- **WHAT YOU NEED TO DO**
Exactly as written, set down each line of the data below except its pictures.

- **DATA FOR THIS TASK**
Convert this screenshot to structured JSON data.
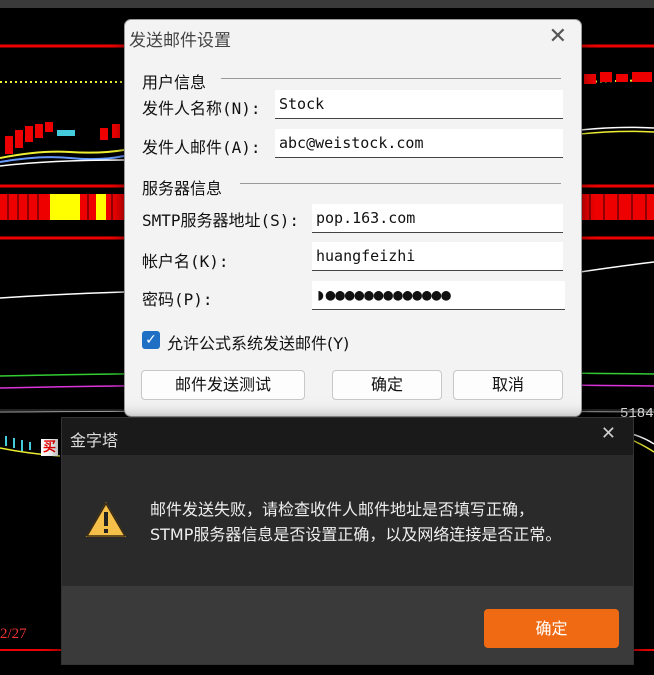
{
  "background": {
    "chart_date_label": "2/27",
    "price_label": "5184",
    "buy_badge": "买"
  },
  "settings_dialog": {
    "title": "发送邮件设置",
    "close_glyph": "✕",
    "user_section": "用户信息",
    "sender_name_label": "发件人名称(N):",
    "sender_name_value": "Stock",
    "sender_email_label": "发件人邮件(A):",
    "sender_email_value": "abc@weistock.com",
    "server_section": "服务器信息",
    "smtp_label": "SMTP服务器地址(S):",
    "smtp_value": "pop.163.com",
    "account_label": "帐户名(K):",
    "account_value": "huangfeizhi",
    "password_label": "密码(P):",
    "password_value": "◗●●●●●●●●●●●●●",
    "allow_checkbox_label": "允许公式系统发送邮件(Y)",
    "allow_checked": true,
    "test_button": "邮件发送测试",
    "ok_button": "确定",
    "cancel_button": "取消"
  },
  "alert_dialog": {
    "title": "金字塔",
    "close_glyph": "✕",
    "icon": "warning-triangle-icon",
    "message_line1": "邮件发送失败，请检查收件人邮件地址是否填写正确，",
    "message_line2": "STMP服务器信息是否设置正确，以及网络连接是否正常。",
    "ok_button": "确定",
    "accent_color": "#f06a14"
  }
}
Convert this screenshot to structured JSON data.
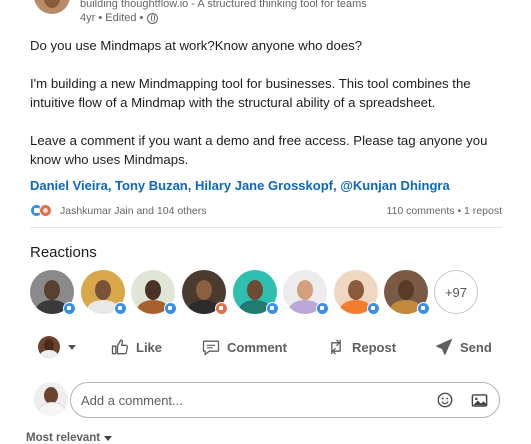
{
  "post": {
    "author_subtitle": "building thoughtflow.io - A structured thinking tool for teams",
    "time": "4yr • Edited •",
    "paragraphs": [
      "Do you use Mindmaps at work?Know anyone who does?",
      "I'm building a new Mindmapping tool for businesses. This tool combines the intuitive flow of a Mindmap with the structural ability of a spreadsheet.",
      "Leave a comment if you want a demo and free access. Please tag anyone you know who uses Mindmaps."
    ],
    "tags": {
      "t1": "Daniel Vieira",
      "t2": "Tony Buzan",
      "t3": "Hilary Jane Grosskopf",
      "t4": "@Kunjan Dhingra",
      "sep": ", "
    }
  },
  "social": {
    "reactors": "Jashkumar Jain and 104 others",
    "counts": "110 comments • 1 repost"
  },
  "reactions": {
    "title": "Reactions",
    "more": "+97"
  },
  "actions": {
    "like": "Like",
    "comment": "Comment",
    "repost": "Repost",
    "send": "Send"
  },
  "comment_box": {
    "placeholder": "Add a comment..."
  },
  "sort": {
    "label": "Most relevant"
  },
  "colors": {
    "link": "#0a66c2",
    "like_badge": "#378fe9",
    "love_badge": "#df704d"
  }
}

- **EXERCISE SOLUTION**
Convert this screenshot to structured JSON data.
{
  "background": {
    "chart_date_label": "2/27",
    "price_label": "5184",
    "buy_badge": "买"
  },
  "settings_dialog": {
    "title": "发送邮件设置",
    "close_glyph": "✕",
    "user_section": "用户信息",
    "sender_name_label": "发件人名称(N):",
    "sender_name_value": "Stock",
    "sender_email_label": "发件人邮件(A):",
    "sender_email_value": "abc@weistock.com",
    "server_section": "服务器信息",
    "smtp_label": "SMTP服务器地址(S):",
    "smtp_value": "pop.163.com",
    "account_label": "帐户名(K):",
    "account_value": "huangfeizhi",
    "password_label": "密码(P):",
    "password_value": "◗●●●●●●●●●●●●●",
    "allow_checkbox_label": "允许公式系统发送邮件(Y)",
    "allow_checked": true,
    "test_button": "邮件发送测试",
    "ok_button": "确定",
    "cancel_button": "取消"
  },
  "alert_dialog": {
    "title": "金字塔",
    "close_glyph": "✕",
    "icon": "warning-triangle-icon",
    "message_line1": "邮件发送失败，请检查收件人邮件地址是否填写正确，",
    "message_line2": "STMP服务器信息是否设置正确，以及网络连接是否正常。",
    "ok_button": "确定",
    "accent_color": "#f06a14"
  }
}
Convert this screenshot to structured JSON data.
{
  "post": {
    "author_subtitle": "building thoughtflow.io - A structured thinking tool for teams",
    "time": "4yr • Edited •",
    "paragraphs": [
      "Do you use Mindmaps at work?Know anyone who does?",
      "I'm building a new Mindmapping tool for businesses. This tool combines the intuitive flow of a Mindmap with the structural ability of a spreadsheet.",
      "Leave a comment if you want a demo and free access. Please tag anyone you know who uses Mindmaps."
    ],
    "tags": {
      "t1": "Daniel Vieira",
      "t2": "Tony Buzan",
      "t3": "Hilary Jane Grosskopf",
      "t4": "@Kunjan Dhingra",
      "sep": ", "
    }
  },
  "social": {
    "reactors": "Jashkumar Jain and 104 others",
    "counts": "110 comments • 1 repost"
  },
  "reactions": {
    "title": "Reactions",
    "more": "+97"
  },
  "actions": {
    "like": "Like",
    "comment": "Comment",
    "repost": "Repost",
    "send": "Send"
  },
  "comment_box": {
    "placeholder": "Add a comment..."
  },
  "sort": {
    "label": "Most relevant"
  },
  "colors": {
    "link": "#0a66c2",
    "like_badge": "#378fe9",
    "love_badge": "#df704d"
  }
}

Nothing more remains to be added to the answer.